Then there was Saint-Saëns' prodigiously vacuous Second Piano Concerto, which returned to Davies after a mere two years -- far too soon for an exhumation -- under the ministrations of soloist Jean-Yves Thibaudet.He's also honest about this particular quirk:
This gets at least one vote for the most pointless piano concerto in the active repertoire, a clattery stream of scales and arpeggios that the pianist must deliver at top speed in a desperate search to keep the audience from expiring out of sheer boredom at the lack of any musical ideas. Thibaudet, in whose playing elegance and virtuosity are so intimately intertwined as to become a single compound virtue, lavished all his considerable flair on the score, but in vain.
The only thing on the [2007-08 SF Opera] schedule that leaves me cold is the opening-night Samson and Delilah, and that's a function of my own idiosyncrasies: I have no particular use for any 19th-century French music that isn't by Berlioz (remember, "Gounod" is an anagram of "ungood"), and although I'm an Olga Borodina fan, I'm not, you know, the world's biggest Olga Borodina fan. If you're a little more normal than I am on either of those two points, then even that one should get you going.Now, I'm a fan of Saint-Saëns (though I otherwise agree with Joshua about the value of 19th century French music), but it's a good thing when critics are clear about which composers they just can't take. I'm willing to bet that every working critic has a little list of works or composers they'd just as soon not review, or maybe hear again for the rest of their lives, whether from outright dislike or overexposure. Here's my list:
- Rossini comedies. I've seen Barber, I've seen Cenerentola, I've seen L'Italiana (in her guise as Riot Grrrl on Mars), and I've had it. It's not worth sitting through hours of boring music and tired stage schtick for the sake of a good overture and a prima donna showpiece: I have plenty of recordings of Una voce poco fa and Non piu mesta, and that's sufficient. Neither the 20-ton revolving set nor the presence of Thomas Hampson or Nathan Gunn in the title role could drag me to the last two go-rounds of Barber at SFO. The only exception I'm willing to make is for Il viaggio a Rheims, which has a gigantic cast and an astonishing act finale with 14 singers all going at once, sometimes a capella.
- Carmen.

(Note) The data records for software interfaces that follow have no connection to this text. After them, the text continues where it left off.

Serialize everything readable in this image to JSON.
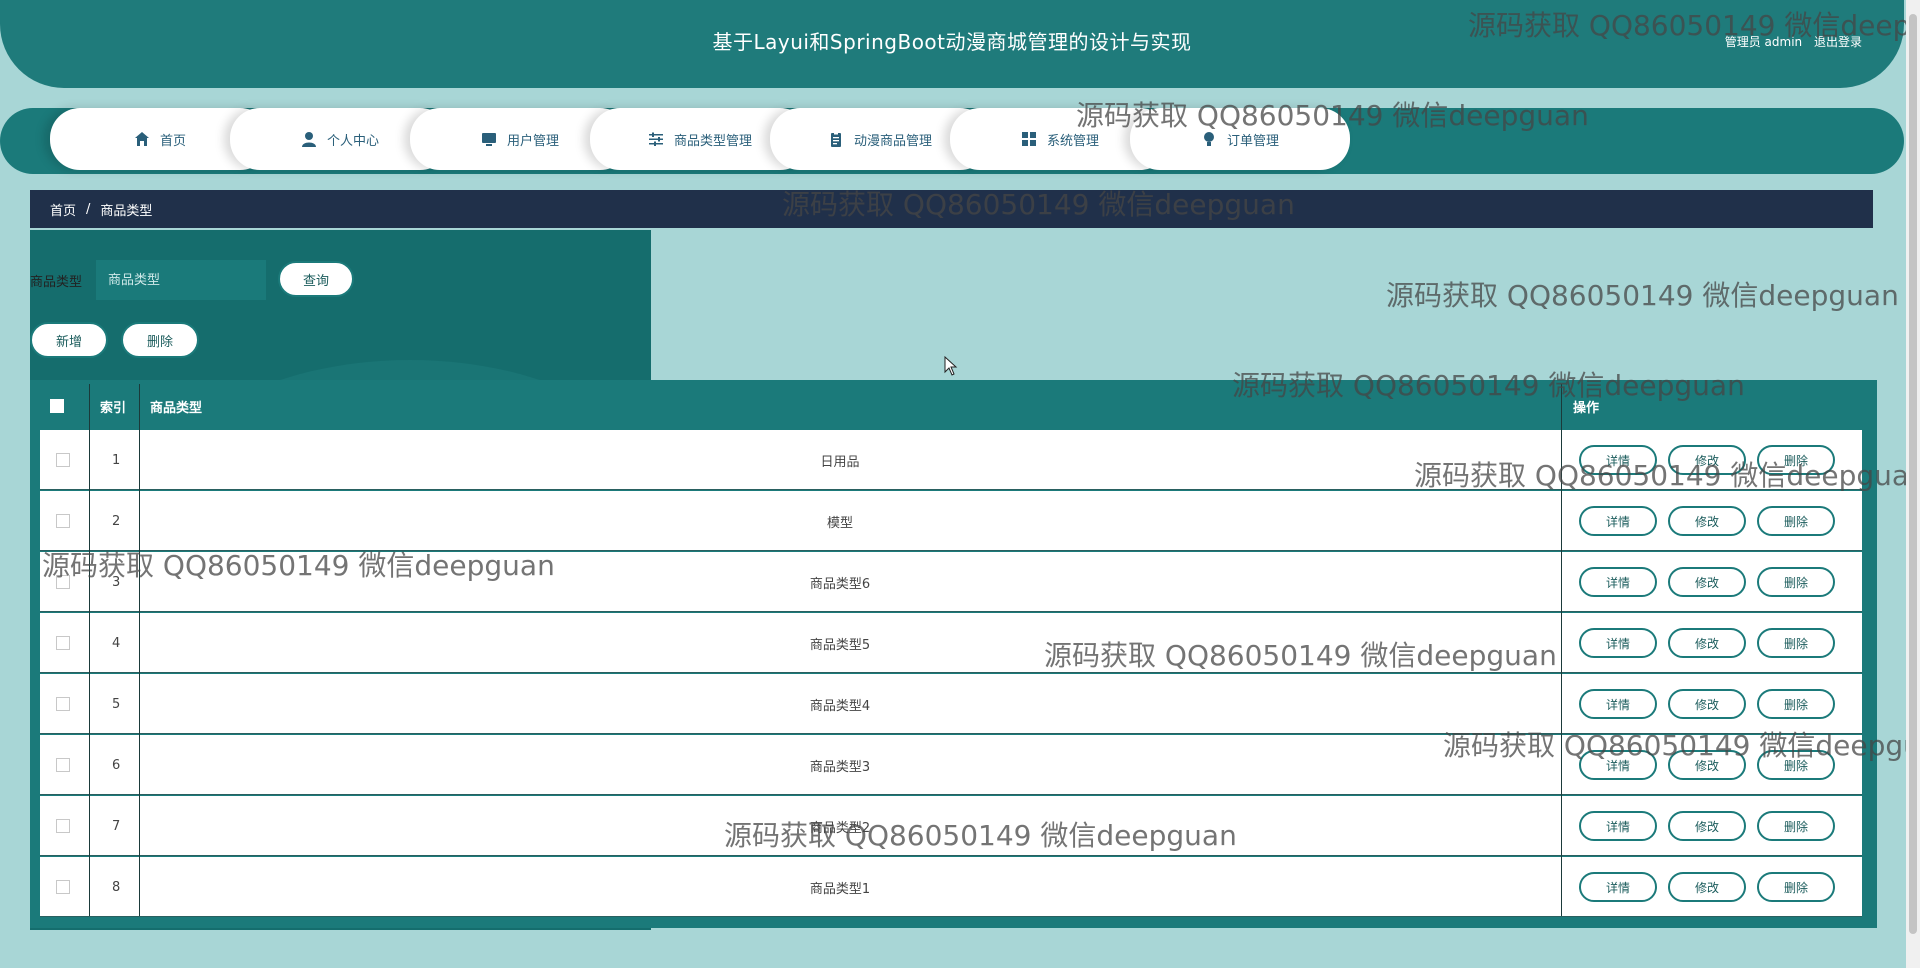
{
  "header": {
    "title": "基于Layui和SpringBoot动漫商城管理的设计与实现",
    "user_label": "管理员 admin",
    "logout": "退出登录"
  },
  "nav": [
    {
      "label": "首页",
      "icon": "home-icon"
    },
    {
      "label": "个人中心",
      "icon": "user-icon"
    },
    {
      "label": "用户管理",
      "icon": "monitor-icon"
    },
    {
      "label": "商品类型管理",
      "icon": "sliders-icon"
    },
    {
      "label": "动漫商品管理",
      "icon": "clipboard-icon"
    },
    {
      "label": "系统管理",
      "icon": "grid-icon"
    },
    {
      "label": "订单管理",
      "icon": "lightbulb-icon"
    }
  ],
  "breadcrumb": {
    "home": "首页",
    "sep": "/",
    "current": "商品类型"
  },
  "search": {
    "label": "商品类型",
    "placeholder": "商品类型",
    "query_button": "查询"
  },
  "toolbar": {
    "add": "新增",
    "delete": "删除"
  },
  "table": {
    "headers": {
      "index": "索引",
      "type": "商品类型",
      "actions": "操作"
    },
    "rows": [
      {
        "index": "1",
        "type": "日用品"
      },
      {
        "index": "2",
        "type": "模型"
      },
      {
        "index": "3",
        "type": "商品类型6"
      },
      {
        "index": "4",
        "type": "商品类型5"
      },
      {
        "index": "5",
        "type": "商品类型4"
      },
      {
        "index": "6",
        "type": "商品类型3"
      },
      {
        "index": "7",
        "type": "商品类型2"
      },
      {
        "index": "8",
        "type": "商品类型1"
      }
    ],
    "row_actions": {
      "detail": "详情",
      "edit": "修改",
      "delete": "删除"
    }
  },
  "watermark": "源码获取 QQ86050149 微信deepguan",
  "colors": {
    "primary": "#1b7a7a",
    "breadcrumb_bg": "#20304a",
    "page_bg": "#a8d6d6"
  }
}
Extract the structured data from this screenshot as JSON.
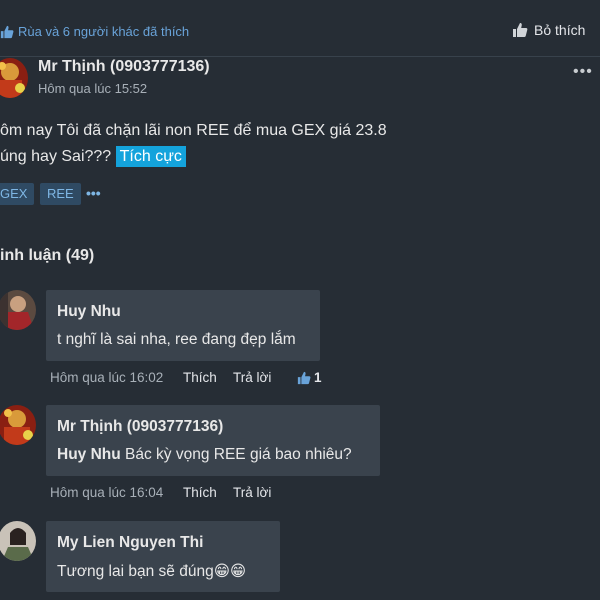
{
  "likes": {
    "text": "Rùa và 6 người khác đã thích",
    "unlike_label": "Bỏ thích",
    "icon": "thumbs-up-icon",
    "accent": "#69a3d9"
  },
  "post": {
    "author": "Mr Thịnh (0903777136)",
    "time": "Hôm qua lúc 15:52",
    "line1": "ôm nay Tôi đã chặn lãi non REE để mua GEX giá 23.8",
    "line2": "úng hay Sai???",
    "sentiment": "Tích cực",
    "sentiment_color": "#14a3dc",
    "tags": [
      "GEX",
      "REE"
    ],
    "more_tags": "•••",
    "more_icon": "•••"
  },
  "comments_title": "inh luận (49)",
  "comments": [
    {
      "name": "Huy Nhu",
      "text": "t nghĩ là sai nha, ree đang đẹp lắm",
      "time": "Hôm qua lúc 16:02",
      "like": "Thích",
      "reply": "Trả lời",
      "like_count": "1"
    },
    {
      "name": "Mr Thịnh (0903777136)",
      "mention": "Huy Nhu",
      "text": "Bác kỳ vọng REE giá bao nhiêu?",
      "time": "Hôm qua lúc 16:04",
      "like": "Thích",
      "reply": "Trả lời"
    },
    {
      "name": "My Lien Nguyen Thi",
      "text": "Tương lai bạn sẽ đúng😁😁"
    }
  ]
}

Only if Crespin or Supervia comes back from the dead, despite the great reviews both Hadar Halevy and Kate Aldrich got at SFO last season.
- The Mozart Requiem, a work I've performed and still don't like very much
- Any complete opera by Massenet, a composer whose work is best performed as excerpts
- Palestina. Luckily, I have never reviewed a concert with any work by Palestrina on the program, but anyone who sings early music has had to sing a lot of Palestrina. His music is dull and always fails to move me; many of his contemporaries are far more interesting to sing or hear. I have reached the point where I will skip concerts in which my chorus is performing Palestrina.
- Copland. Sorry! I cannot stand St. Aaron's music either in wide-open-spaces/Americana mode or in his overblown modernist style.
- Vivaldi. STOP with the twittering flute concertos! STOP with the damned Four Seasons already!!
- Most of the second-string German Baroque composers whose music clutters up the airwaves thanks to lowest-common-denominator radio programming
- Most of Gershwin's concert music, though Jonathan Bellman's performance of the Second Prelude at the Stanford symposium earlier this year did get me.
- Works I'd skip in a minute because I've heard them too often, but would be willing to hear again with the right cast or after a long enough break: Tosca, Butterfly (I'll probably go see Racette this season), La Traviata, Boheme, Don Giovanni (I'm very glad to have seen and reviewed this year's SFO production, but on the whole, it's done badly when it's done). The prominence of Puccini on this list does say something about opera company scheduling.
Anyone care to join me in 'fessing up?